‘Oooh, I’ve never thought of braising cucumbers before,’ they’ll say. And you’ll look very clever indeed.
So try cooking cucumbers, instead of eating them raw, or pickled. It’s the future.
This post first appeared on Great British Chefs in association with The Cucumber Growers Association.
Braised fennel and cucumber with sourdough crumbs, smoked pancetta and baked cod loin - serves 4
4 cod loins, each weighing 180g
4 fennel bulbs, small trimmed (keep the fronds) and sliced into 2cm wedges
2 cucumbers, deseeded and sliced into half rounds
2 garlic cloves, finely chopped
75ml of water
1 lemon, zested and finely sliced
1 tbsp of mint, chopped
150g of smoked pancetta, sliced
150g of sourdough bread, stale
5 tbsp of rapeseed oil, plus extra to serve
Preheat the oven to 180°C/gas mark 4
First make the sourdough crumbs by tearing the bread into pieces and blitzing in a food processor. It’s good to have a mixture of sizes, so don’t go too fine. Place the crumbs on a baking tray, pour over a liberal coating of oil and mix altogether
Place in the oven for 5–7 minutes, until the crumbs have become crisp and golden. Put to one side.
Next, place a wide saucepan over a medium- high heat on the hob and add the rapeseed oil. When it is hot, add the fennel wedges and briskly fry for about 10 minutes, turning them frequently as they colour. Then turn the heat down and continue to cook for another 10–15 minutes, until golden and caramelised.

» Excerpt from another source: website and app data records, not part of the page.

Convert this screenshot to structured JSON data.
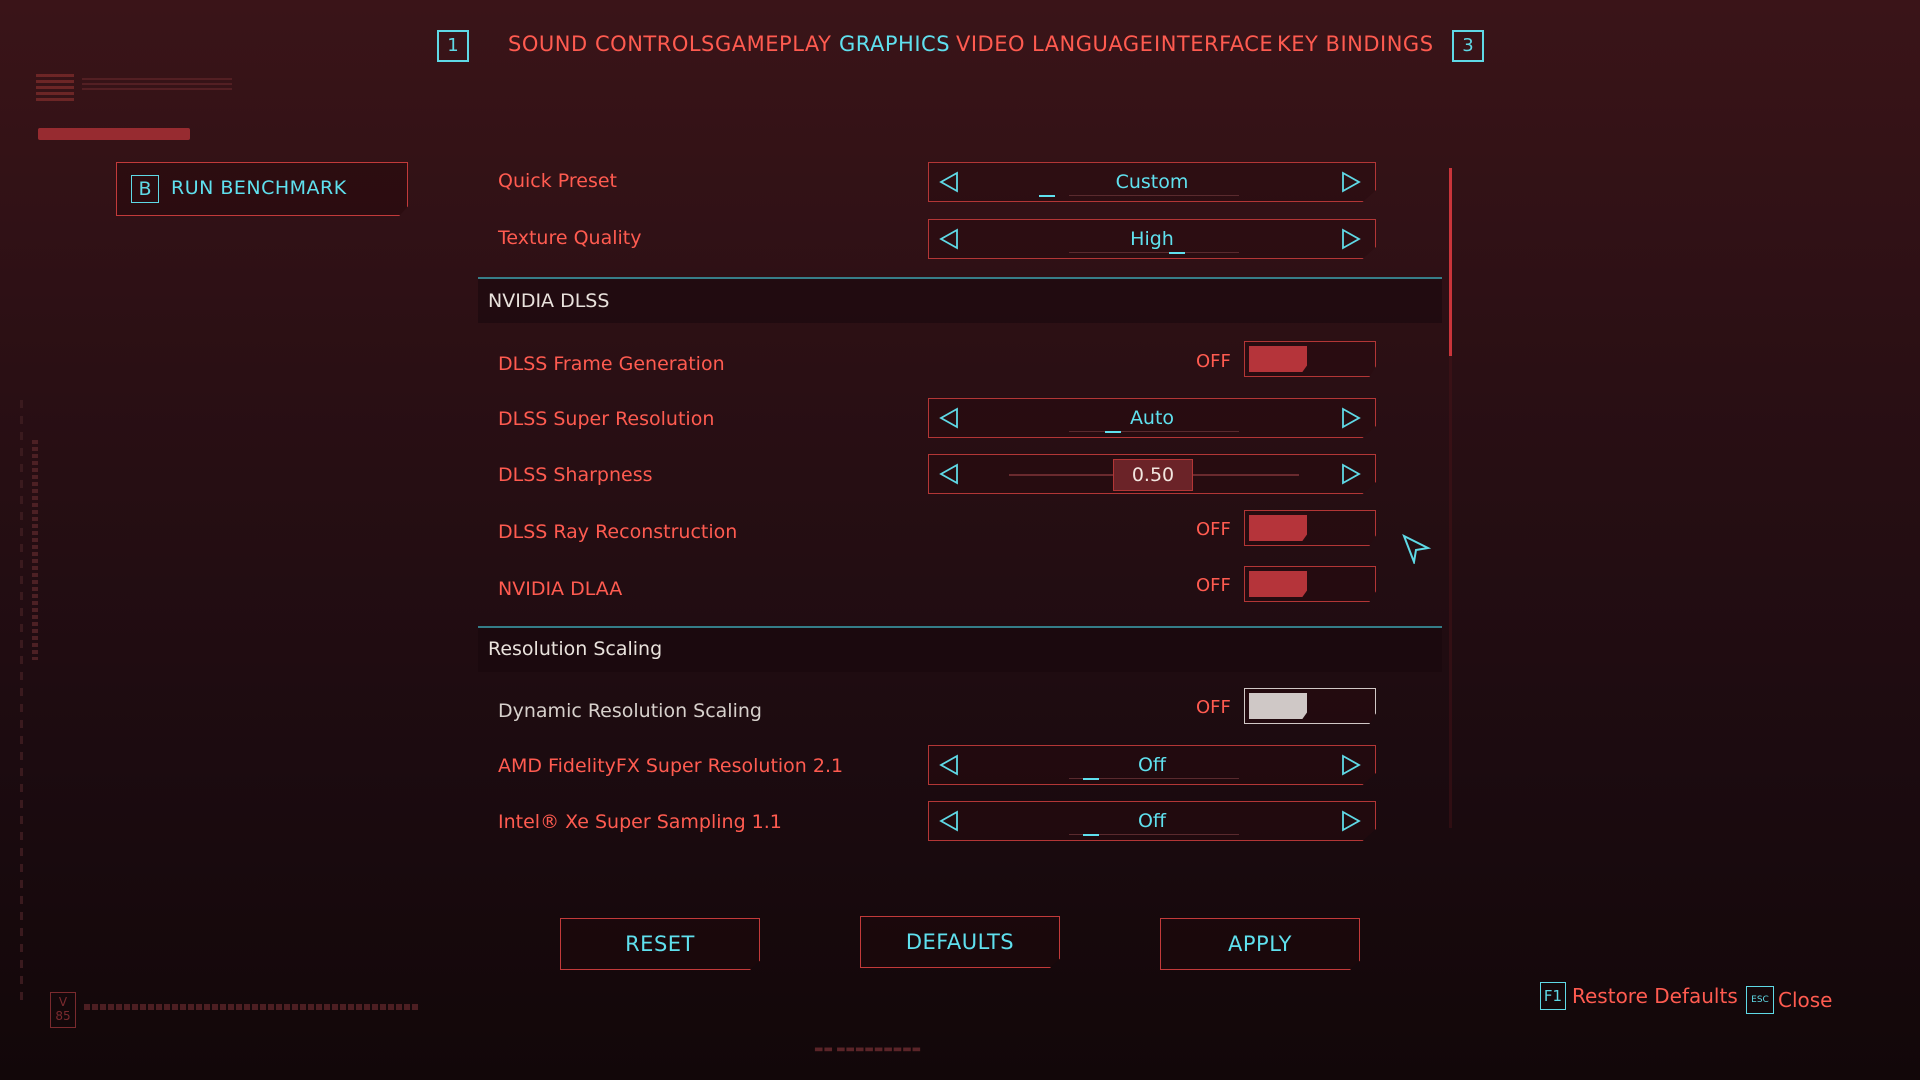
{
  "nav": {
    "prev_key": "1",
    "next_key": "3",
    "tabs": [
      {
        "label": "SOUND"
      },
      {
        "label": "CONTROLS"
      },
      {
        "label": "GAMEPLAY"
      },
      {
        "label": "GRAPHICS"
      },
      {
        "label": "VIDEO"
      },
      {
        "label": "LANGUAGE"
      },
      {
        "label": "INTERFACE"
      },
      {
        "label": "KEY BINDINGS"
      }
    ],
    "active_tab": "GRAPHICS"
  },
  "benchmark": {
    "key": "B",
    "label": "RUN BENCHMARK"
  },
  "settings": {
    "quick_preset": {
      "label": "Quick Preset",
      "value": "Custom"
    },
    "texture_quality": {
      "label": "Texture Quality",
      "value": "High"
    },
    "section_dlss": {
      "title": "NVIDIA DLSS"
    },
    "dlss_frame_generation": {
      "label": "DLSS Frame Generation",
      "state": "OFF"
    },
    "dlss_super_resolution": {
      "label": "DLSS Super Resolution",
      "value": "Auto"
    },
    "dlss_sharpness": {
      "label": "DLSS Sharpness",
      "value": "0.50"
    },
    "dlss_ray_reconstruction": {
      "label": "DLSS Ray Reconstruction",
      "state": "OFF"
    },
    "nvidia_dlaa": {
      "label": "NVIDIA DLAA",
      "state": "OFF"
    },
    "section_scaling": {
      "title": "Resolution Scaling"
    },
    "dynamic_resolution_scaling": {
      "label": "Dynamic Resolution Scaling",
      "state": "OFF"
    },
    "amd_fsr": {
      "label": "AMD FidelityFX Super Resolution 2.1",
      "value": "Off"
    },
    "intel_xess": {
      "label": "Intel® Xe Super Sampling 1.1",
      "value": "Off"
    }
  },
  "buttons": {
    "reset": "RESET",
    "defaults": "DEFAULTS",
    "apply": "APPLY"
  },
  "hints": {
    "restore_key": "F1",
    "restore_label": "Restore Defaults",
    "close_key": "ESC",
    "close_label": "Close"
  },
  "badge": {
    "text": "V 85"
  },
  "colors": {
    "accent_red": "#ff5b50",
    "accent_cyan": "#5fe0ee",
    "toggle_off": "#b5343a"
  }
}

Now add the cucumber, half of the smoked pancetta and the garlic and cook off for another 5 minutes before adding the lemon zest and water. Cover and braise for 10 minutes.
Whilst the vegetables are softening down, prepare your cod loin by cutting out four squares of foil. Place a couple of slices of lemon on each one and then place the cod on top. Drizzle some rapeseed oil over the cod and scatter the fennel fronds on top.
Wrap the foil up so that you have space for steam to flow (create a foil bag in other words) and bake in the oven for 8–10 minutes.
When ready to plate up, take a frying pan and quickly fry off the remaining pancetta over a high heat, so that it crisps up nicely.
For presentation (and to get a nice circle) I often like to remove the bottom from a flan tin and place the ring in the centre of the plate, but you could also just spoon straight on.
Take the braised fennel and cucumber and spread it evenly onto your plate. Sprinkle over a liberal amount of sourdough crumb and place the cod loin on top. Finish by dotting some pancetta around over the crumb and drizzle any leftover oily pan juices all over.